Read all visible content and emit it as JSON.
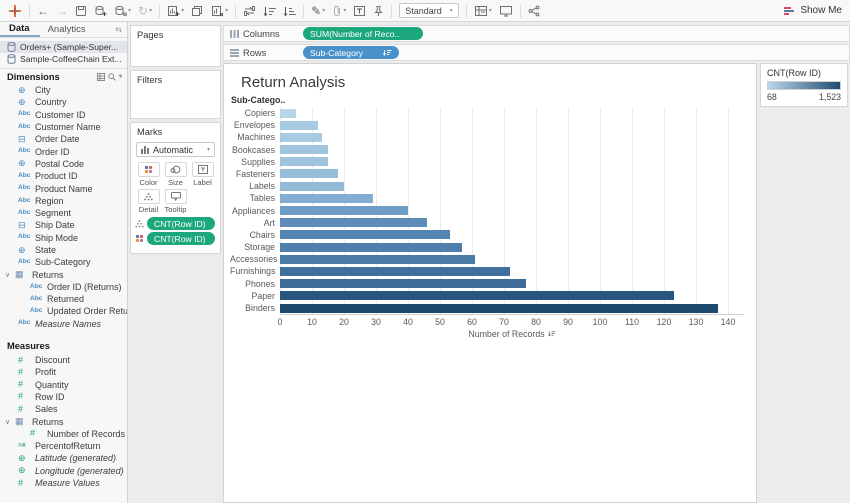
{
  "toolbar": {
    "fit_mode": "Standard",
    "show_me_label": "Show Me"
  },
  "left_panel": {
    "tabs": {
      "data": "Data",
      "analytics": "Analytics"
    },
    "data_sources": [
      {
        "label": "Orders+ (Sample-Super...",
        "selected": true
      },
      {
        "label": "Sample-CoffeeChain Ext...",
        "selected": false
      }
    ],
    "dimensions_header": "Dimensions",
    "dimension_fields": [
      {
        "icon": "globe",
        "label": "City"
      },
      {
        "icon": "globe",
        "label": "Country"
      },
      {
        "icon": "abc",
        "label": "Customer ID"
      },
      {
        "icon": "abc",
        "label": "Customer Name"
      },
      {
        "icon": "calendar",
        "label": "Order Date"
      },
      {
        "icon": "abc",
        "label": "Order ID"
      },
      {
        "icon": "globe",
        "label": "Postal Code"
      },
      {
        "icon": "abc",
        "label": "Product ID"
      },
      {
        "icon": "abc",
        "label": "Product Name"
      },
      {
        "icon": "abc",
        "label": "Region"
      },
      {
        "icon": "abc",
        "label": "Segment"
      },
      {
        "icon": "calendar",
        "label": "Ship Date"
      },
      {
        "icon": "abc",
        "label": "Ship Mode"
      },
      {
        "icon": "globe",
        "label": "State"
      },
      {
        "icon": "abc",
        "label": "Sub-Category"
      },
      {
        "icon": "table",
        "label": "Returns",
        "group": true
      },
      {
        "icon": "abc",
        "label": "Order ID (Returns)",
        "indent": true
      },
      {
        "icon": "abc",
        "label": "Returned",
        "indent": true
      },
      {
        "icon": "abc",
        "label": "Updated Order Returns",
        "indent": true
      },
      {
        "icon": "abc",
        "label": "Measure Names",
        "italic": true
      }
    ],
    "measures_header": "Measures",
    "measure_fields": [
      {
        "icon": "num",
        "label": "Discount"
      },
      {
        "icon": "num",
        "label": "Profit"
      },
      {
        "icon": "num",
        "label": "Quantity"
      },
      {
        "icon": "num",
        "label": "Row ID"
      },
      {
        "icon": "num",
        "label": "Sales"
      },
      {
        "icon": "table",
        "label": "Returns",
        "group": true
      },
      {
        "icon": "num",
        "label": "Number of Records",
        "indent": true
      },
      {
        "icon": "calc",
        "label": "PercentofReturn"
      },
      {
        "icon": "globe-green",
        "label": "Latitude (generated)",
        "italic": true
      },
      {
        "icon": "globe-green",
        "label": "Longitude (generated)",
        "italic": true
      },
      {
        "icon": "num",
        "label": "Measure Values",
        "italic": true
      }
    ]
  },
  "cards": {
    "pages_label": "Pages",
    "filters_label": "Filters",
    "marks": {
      "label": "Marks",
      "mark_type": "Automatic",
      "buttons": {
        "color": "Color",
        "size": "Size",
        "text_label": "Label",
        "detail": "Detail",
        "tooltip": "Tooltip"
      },
      "pills": [
        {
          "target": "detail",
          "label": "CNT(Row ID)"
        },
        {
          "target": "color",
          "label": "CNT(Row ID)"
        }
      ]
    }
  },
  "shelves": {
    "columns_label": "Columns",
    "columns_pill": "SUM(Number of Reco..",
    "rows_label": "Rows",
    "rows_pill": "Sub-Category"
  },
  "sheet_title": "Return Analysis",
  "chart_data": {
    "type": "bar",
    "orientation": "horizontal",
    "title": "Return Analysis",
    "row_axis_header": "Sub-Catego..",
    "categories": [
      "Copiers",
      "Envelopes",
      "Machines",
      "Bookcases",
      "Supplies",
      "Fasteners",
      "Labels",
      "Tables",
      "Appliances",
      "Art",
      "Chairs",
      "Storage",
      "Accessories",
      "Furnishings",
      "Phones",
      "Paper",
      "Binders"
    ],
    "values": [
      5,
      12,
      13,
      15,
      15,
      18,
      20,
      29,
      40,
      46,
      53,
      57,
      61,
      72,
      77,
      123,
      137
    ],
    "bar_colors": [
      "#b8d6e9",
      "#a6cbe3",
      "#a6cbe3",
      "#9fc4dd",
      "#9fc4dd",
      "#97bed9",
      "#92bad6",
      "#82add0",
      "#6f9cc4",
      "#5d8cb8",
      "#5484b1",
      "#4f7fab",
      "#4a7aa6",
      "#40719d",
      "#3c6c97",
      "#28567f",
      "#1f4a70"
    ],
    "xlabel": "Number of Records",
    "xticks": [
      0,
      10,
      20,
      30,
      40,
      50,
      60,
      70,
      80,
      90,
      100,
      110,
      120,
      130,
      140
    ],
    "xlim": [
      0,
      145
    ],
    "sort": "ascending-by-value-top-to-bottom",
    "grid": true,
    "legend_position": "top-right"
  },
  "legend": {
    "title": "CNT(Row ID)",
    "min_label": "68",
    "max_label": "1,523",
    "gradient_start": "#b9d7ea",
    "gradient_end": "#1f4a70"
  },
  "colors": {
    "pill_green": "#1ca87c",
    "pill_blue": "#4a91c9",
    "dimension_icon": "#4c8cbf",
    "measure_icon": "#27a081"
  }
}
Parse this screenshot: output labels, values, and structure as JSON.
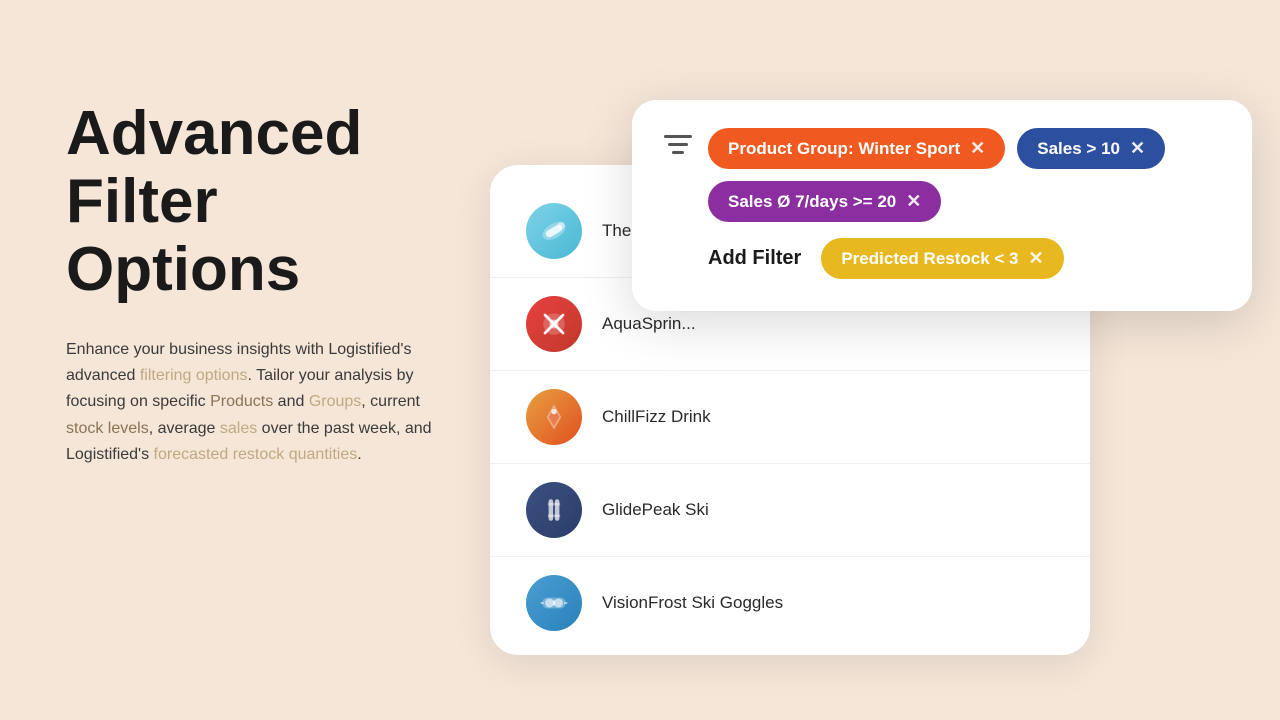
{
  "page": {
    "background_color": "#f5e6d8"
  },
  "left": {
    "heading_line1": "Advanced",
    "heading_line2": "Filter",
    "heading_line3": "Options",
    "description_parts": [
      {
        "text": "Enhance your business insights with Logistified's advanced ",
        "type": "normal"
      },
      {
        "text": "filtering options",
        "type": "link"
      },
      {
        "text": ". Tailor your analysis by focusing on specific ",
        "type": "normal"
      },
      {
        "text": "Products",
        "type": "link-dark"
      },
      {
        "text": " and ",
        "type": "normal"
      },
      {
        "text": "Groups",
        "type": "link"
      },
      {
        "text": ", current ",
        "type": "normal"
      },
      {
        "text": "stock levels",
        "type": "link-dark"
      },
      {
        "text": ", average ",
        "type": "normal"
      },
      {
        "text": "sales",
        "type": "link"
      },
      {
        "text": " over the past week, and Logistified's ",
        "type": "normal"
      },
      {
        "text": "forecasted restock quantities",
        "type": "link"
      },
      {
        "text": ".",
        "type": "normal"
      }
    ]
  },
  "filter_card": {
    "filter_icon_label": "filter-lines-icon",
    "tags": [
      {
        "id": "tag-product-group",
        "label": "Product Group: Winter Sport",
        "color": "orange"
      },
      {
        "id": "tag-sales-gt10",
        "label": "Sales > 10",
        "color": "blue"
      },
      {
        "id": "tag-sales-avg",
        "label": "Sales Ø 7/days >= 20",
        "color": "purple"
      },
      {
        "id": "tag-restock",
        "label": "Predicted Restock < 3",
        "color": "yellow"
      }
    ],
    "add_filter_label": "Add Filter",
    "close_symbol": "×"
  },
  "product_list": {
    "items": [
      {
        "id": "item-1",
        "name": "The Min...",
        "icon_type": "mint"
      },
      {
        "id": "item-2",
        "name": "AquaSprin...",
        "icon_type": "aqua"
      },
      {
        "id": "item-3",
        "name": "ChillFizz Drink",
        "icon_type": "chill"
      },
      {
        "id": "item-4",
        "name": "GlidePeak Ski",
        "icon_type": "glide"
      },
      {
        "id": "item-5",
        "name": "VisionFrost Ski Goggles",
        "icon_type": "vision"
      }
    ]
  }
}
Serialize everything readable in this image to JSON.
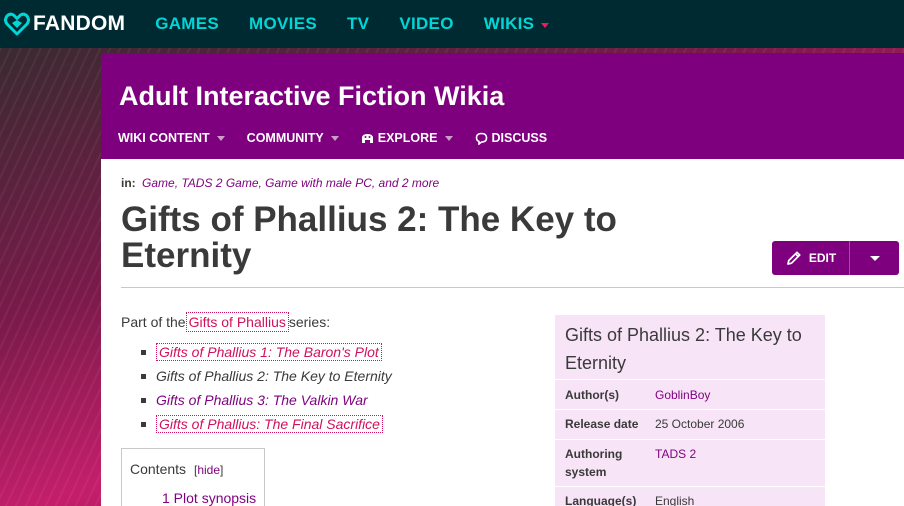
{
  "global_nav": {
    "logo_text": "FANDOM",
    "links": [
      "GAMES",
      "MOVIES",
      "TV",
      "VIDEO",
      "WIKIS"
    ]
  },
  "wiki": {
    "title": "Adult Interactive Fiction Wikia",
    "nav": {
      "wiki_content": "WIKI CONTENT",
      "community": "COMMUNITY",
      "explore": "EXPLORE",
      "discuss": "DISCUSS"
    }
  },
  "page": {
    "categories_label": "in:",
    "categories": "Game, TADS 2 Game, Game with male PC, and 2 more",
    "title": "Gifts of Phallius 2: The Key to Eternity",
    "edit_label": "EDIT",
    "series_intro_before": "Part of the",
    "series_link": "Gifts of Phallius",
    "series_intro_after": "series:",
    "series_items": [
      "Gifts of Phallius 1: The Baron's Plot",
      "Gifts of Phallius 2: The Key to Eternity",
      "Gifts of Phallius 3: The Valkin War",
      "Gifts of Phallius: The Final Sacrifice"
    ],
    "toc": {
      "title": "Contents",
      "hide_open": "[",
      "hide_label": "hide",
      "hide_close": "]",
      "items": [
        "1 Plot synopsis"
      ]
    }
  },
  "infobox": {
    "title": "Gifts of Phallius 2: The Key to Eternity",
    "rows": [
      {
        "label": "Author(s)",
        "value": "GoblinBoy"
      },
      {
        "label": "Release date",
        "value": "25 October 2006"
      },
      {
        "label": "Authoring system",
        "value": "TADS 2"
      },
      {
        "label": "Language(s)",
        "value": "English"
      }
    ]
  },
  "colors": {
    "global_nav_bg": "#002a32",
    "global_nav_link": "#00d6d6",
    "wiki_header_bg": "#7f007f",
    "link": "#7f007f",
    "link_new": "#d0115e",
    "infobox_bg": "#f7e4f7"
  }
}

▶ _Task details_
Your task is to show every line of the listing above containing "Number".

▶ _Exercise answer_
        "label": "Number of Records",
    "columns_pill": "SUM(Number of Reco..",
    "xlabel": "Number of Records",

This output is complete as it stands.